Sextus Propertius was born around 50 BC, probably near Assisi in Umbria, and seems to have been dead by 2 BC. His family were well-to-do farmers who lost land after the Perusine War, but neither the confiscation of estates nor the early death of Propertius's father reduced its equestrian standing. Money was found to send the young man to study law in Rome, where he won a literary reputation with startling ease. His first collection of Elegies was published in 29 or 28 BC, when the poet was still in his early twenties, and brought something new to Latin literature: a slavish subjection to love expressed in vivid elegiac couplets that no one has bettered. Catullus was more intense and personal, but published only short pieces in the metre. Tibullus was more continuously graceful, but seems over-refined when set against the turbulent moods that Propertius depicts in his love affair with Cynthia.
That inspiration was we cannot fully know. Apuleius identified the model with Hostia, a vivacious demi-monde, which there is no reason to doubt, but Cynthia is also a literary stalking-horse, a persona Propertius created to explore the many facets of romantic infatuation. By turns, the lover is tender, ecstatic, despairing, worldly-wise, self-pitying and importunate. Cynthia is just as various, everything from the warmed-hearted and cultivated lover to the calculating hussy. Anyone who has been in love will recognize these shifting fictions of the heart, which are a tribute to what poets have created from the emotional turmoil of our lives, and where the Latin elegists played a large part.

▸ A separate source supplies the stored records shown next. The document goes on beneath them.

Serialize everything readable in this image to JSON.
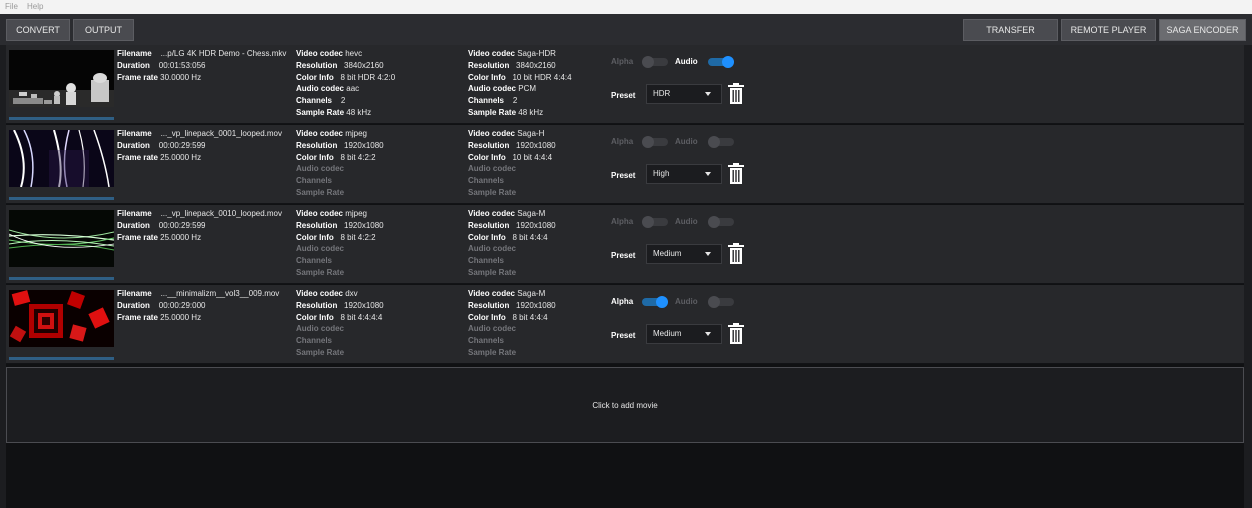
{
  "menu": {
    "file": "File",
    "help": "Help"
  },
  "toolbar": {
    "convert": "CONVERT",
    "output": "OUTPUT",
    "transfer": "TRANSFER",
    "remote_player": "REMOTE PLAYER",
    "saga_encoder": "SAGA ENCODER"
  },
  "labels": {
    "filename": "Filename",
    "duration": "Duration",
    "frame_rate": "Frame rate",
    "video_codec": "Video codec",
    "resolution": "Resolution",
    "color_info": "Color Info",
    "audio_codec": "Audio codec",
    "channels": "Channels",
    "sample_rate": "Sample Rate",
    "alpha": "Alpha",
    "audio": "Audio",
    "preset": "Preset"
  },
  "accent_color": "#1e90ff",
  "movies": [
    {
      "filename": "...p/LG 4K HDR Demo - Chess.mkv",
      "duration": "00:01:53:056",
      "frame_rate": "30.0000 Hz",
      "source": {
        "video_codec": "hevc",
        "resolution": "3840x2160",
        "color_info": "8 bit HDR 4:2:0",
        "audio_codec": "aac",
        "channels": "2",
        "sample_rate": "48 kHz"
      },
      "target": {
        "video_codec": "Saga-HDR",
        "resolution": "3840x2160",
        "color_info": "10 bit HDR 4:4:4",
        "audio_codec": "PCM",
        "channels": "2",
        "sample_rate": "48 kHz"
      },
      "alpha_on": false,
      "audio_on": true,
      "alpha_enabled": false,
      "audio_enabled": true,
      "preset": "HDR"
    },
    {
      "filename": "..._vp_linepack_0001_looped.mov",
      "duration": "00:00:29:599",
      "frame_rate": "25.0000 Hz",
      "source": {
        "video_codec": "mjpeg",
        "resolution": "1920x1080",
        "color_info": "8 bit 4:2:2",
        "audio_codec": "",
        "channels": "",
        "sample_rate": ""
      },
      "target": {
        "video_codec": "Saga-H",
        "resolution": "1920x1080",
        "color_info": "10 bit 4:4:4",
        "audio_codec": "",
        "channels": "",
        "sample_rate": ""
      },
      "alpha_on": false,
      "audio_on": false,
      "alpha_enabled": false,
      "audio_enabled": false,
      "preset": "High"
    },
    {
      "filename": "..._vp_linepack_0010_looped.mov",
      "duration": "00:00:29:599",
      "frame_rate": "25.0000 Hz",
      "source": {
        "video_codec": "mjpeg",
        "resolution": "1920x1080",
        "color_info": "8 bit 4:2:2",
        "audio_codec": "",
        "channels": "",
        "sample_rate": ""
      },
      "target": {
        "video_codec": "Saga-M",
        "resolution": "1920x1080",
        "color_info": "8 bit 4:4:4",
        "audio_codec": "",
        "channels": "",
        "sample_rate": ""
      },
      "alpha_on": false,
      "audio_on": false,
      "alpha_enabled": false,
      "audio_enabled": false,
      "preset": "Medium"
    },
    {
      "filename": "...__minimalizm__vol3__009.mov",
      "duration": "00:00:29:000",
      "frame_rate": "25.0000 Hz",
      "source": {
        "video_codec": "dxv",
        "resolution": "1920x1080",
        "color_info": "8 bit 4:4:4:4",
        "audio_codec": "",
        "channels": "",
        "sample_rate": ""
      },
      "target": {
        "video_codec": "Saga-M",
        "resolution": "1920x1080",
        "color_info": "8 bit 4:4:4",
        "audio_codec": "",
        "channels": "",
        "sample_rate": ""
      },
      "alpha_on": true,
      "audio_on": false,
      "alpha_enabled": true,
      "audio_enabled": false,
      "preset": "Medium"
    }
  ],
  "add_movie": "Click to add movie"
}
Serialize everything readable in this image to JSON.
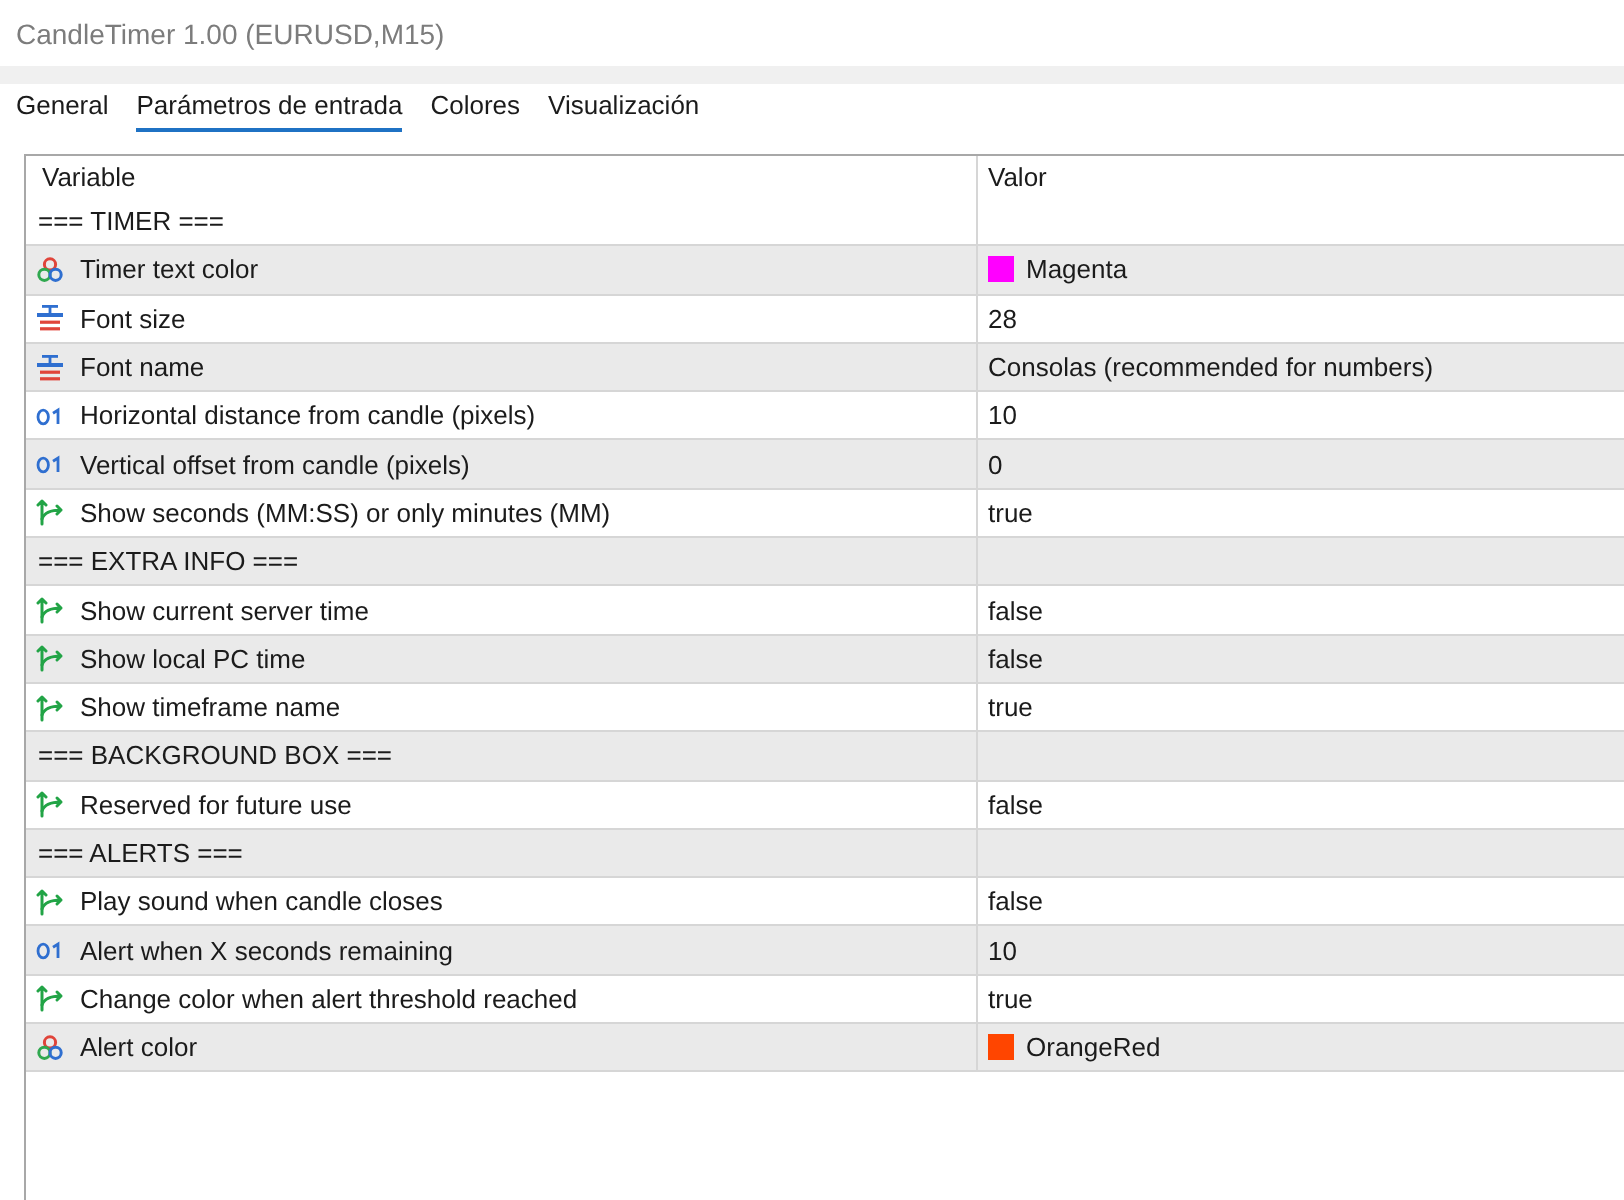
{
  "window": {
    "title": "CandleTimer 1.00 (EURUSD,M15)"
  },
  "tabs": [
    {
      "label": "General",
      "selected": false
    },
    {
      "label": "Parámetros de entrada",
      "selected": true
    },
    {
      "label": "Colores",
      "selected": false
    },
    {
      "label": "Visualización",
      "selected": false
    }
  ],
  "table": {
    "columns": [
      "Variable",
      "Valor"
    ],
    "rows": [
      {
        "kind": "section",
        "variable": "=== TIMER ==="
      },
      {
        "kind": "color",
        "variable": "Timer text color",
        "value": "Magenta",
        "color": "#ff00ff"
      },
      {
        "kind": "string",
        "variable": "Font size",
        "value": "28"
      },
      {
        "kind": "string",
        "variable": "Font name",
        "value": "Consolas (recommended for numbers)"
      },
      {
        "kind": "int",
        "variable": "Horizontal distance from candle (pixels)",
        "value": "10"
      },
      {
        "kind": "int",
        "variable": "Vertical offset from candle (pixels)",
        "value": "0"
      },
      {
        "kind": "bool",
        "variable": "Show seconds (MM:SS) or only minutes (MM)",
        "value": "true"
      },
      {
        "kind": "section",
        "variable": "=== EXTRA INFO ==="
      },
      {
        "kind": "bool",
        "variable": "Show current server time",
        "value": "false"
      },
      {
        "kind": "bool",
        "variable": "Show local PC time",
        "value": "false"
      },
      {
        "kind": "bool",
        "variable": "Show timeframe name",
        "value": "true"
      },
      {
        "kind": "section",
        "variable": "=== BACKGROUND BOX ==="
      },
      {
        "kind": "bool",
        "variable": "Reserved for future use",
        "value": "false"
      },
      {
        "kind": "section",
        "variable": "=== ALERTS ==="
      },
      {
        "kind": "bool",
        "variable": "Play sound when candle closes",
        "value": "false"
      },
      {
        "kind": "int",
        "variable": "Alert when X seconds remaining",
        "value": "10"
      },
      {
        "kind": "bool",
        "variable": "Change color when alert threshold reached",
        "value": "true"
      },
      {
        "kind": "color",
        "variable": "Alert color",
        "value": "OrangeRed",
        "color": "#ff4500"
      }
    ]
  }
}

The free e-book in pdf format includes the Latin text, glossary, notes on the translation and references. Revised January 2014.